The enigmatic capital of Russia, Moscow offers the visitor an experience like no other city on earth. For the sightseer Moscow offers an unequalled set of attractions. No visit to Moscow would be complete without a trip to The Kremlin, the centre of Russian government and politics, housed within a structure which exhibits breathtaking architecture. The Kremlin has a long history dating back over nine centuries, definitely a must see attraction.
Second on the list of places to visit in Moscow is Red Square, including St Basils' Cathedral. An impressive city centre with its own distinctly Russian flavour. Moscow is also a major arts centre and is served by a wealth of theatres, opera houses and art galleries, along with some excellent contemporary restaurants.
Depending on how you reach Moscow, you will need a different approach to getting through the city. There are five major rings of development counting from the center that includes most of the sights and going to the peripheral areas where you are most likely to land if you arrive at Moscow by plane; all the five airports of the city are located at a considerable distance from the center - somewhere around 20 miles. You've got two choices here: you can either turn to one of the “airport-city transfer” companies that will wait for you at the terminal and drive you to the hotel; or you can take things on your own and use public transportation or cab services. The former variant requires pre-booking of the service and it is considerably more expensive, whereas the other is less costly but more challenging.

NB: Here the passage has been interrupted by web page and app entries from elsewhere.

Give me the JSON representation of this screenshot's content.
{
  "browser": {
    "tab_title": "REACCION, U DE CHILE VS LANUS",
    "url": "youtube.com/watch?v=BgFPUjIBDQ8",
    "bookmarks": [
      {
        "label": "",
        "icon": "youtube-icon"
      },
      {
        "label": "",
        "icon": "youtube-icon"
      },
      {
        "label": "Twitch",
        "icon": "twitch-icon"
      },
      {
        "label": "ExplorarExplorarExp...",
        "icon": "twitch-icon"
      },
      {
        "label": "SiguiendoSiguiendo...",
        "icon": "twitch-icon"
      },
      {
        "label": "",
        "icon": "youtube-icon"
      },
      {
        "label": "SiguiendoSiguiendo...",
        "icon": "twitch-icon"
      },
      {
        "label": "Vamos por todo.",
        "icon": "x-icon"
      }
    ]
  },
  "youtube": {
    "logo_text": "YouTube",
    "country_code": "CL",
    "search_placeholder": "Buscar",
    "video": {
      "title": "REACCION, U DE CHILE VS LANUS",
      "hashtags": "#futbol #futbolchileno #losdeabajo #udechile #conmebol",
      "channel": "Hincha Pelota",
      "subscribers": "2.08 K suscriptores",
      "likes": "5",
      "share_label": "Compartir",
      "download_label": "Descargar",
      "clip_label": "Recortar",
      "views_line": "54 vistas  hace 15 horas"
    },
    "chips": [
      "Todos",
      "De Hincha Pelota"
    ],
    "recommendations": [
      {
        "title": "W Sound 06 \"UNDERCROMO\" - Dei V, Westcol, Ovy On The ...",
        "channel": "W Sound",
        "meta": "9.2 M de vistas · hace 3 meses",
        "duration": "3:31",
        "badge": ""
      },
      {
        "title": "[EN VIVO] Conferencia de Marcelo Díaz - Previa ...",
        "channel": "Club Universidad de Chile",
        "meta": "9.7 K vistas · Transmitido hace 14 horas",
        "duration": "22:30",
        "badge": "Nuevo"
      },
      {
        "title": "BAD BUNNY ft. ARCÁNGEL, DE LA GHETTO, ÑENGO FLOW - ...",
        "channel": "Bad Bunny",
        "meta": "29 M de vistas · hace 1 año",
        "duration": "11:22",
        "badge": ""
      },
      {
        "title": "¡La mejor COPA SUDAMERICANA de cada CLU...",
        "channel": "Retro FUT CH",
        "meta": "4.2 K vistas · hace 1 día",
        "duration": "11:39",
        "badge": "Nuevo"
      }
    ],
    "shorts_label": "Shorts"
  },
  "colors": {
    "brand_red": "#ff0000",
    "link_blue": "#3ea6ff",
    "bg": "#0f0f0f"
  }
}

Tverskaya Avenue is the main street of Moscow, it has the Kremlin at one of its ends, whereas the other continues in the Leningradskoy Shosse as part of the most direct route to St. Petersburg. The rings that we have already mentioned are characteristic for the radial structure of the city, but there is one more thing you should know when you are trying to find a certain building on a street: house numbering starts from the center with the odd numbers on the left side of the street and the even numbers on the right. Thus, Tverskaya 1 is none other than the Kremlin building located at the very heart of the Russian capital.
Depending on how you choose to get around, there are various things that can help you stay oriented. The underground uses a color system for each main area of Moscow with maps of the train routes. And experience has taught many that this is the most important code to follow, since a foreigner will find it almost impossible to figure something out from the directions in Russian available in the stations. Consequently, make sure to purchase a comprehensive map and carefully study it before venturing on any sightseeing tour. Here are some hints about the most convenient ways to move around Moscow.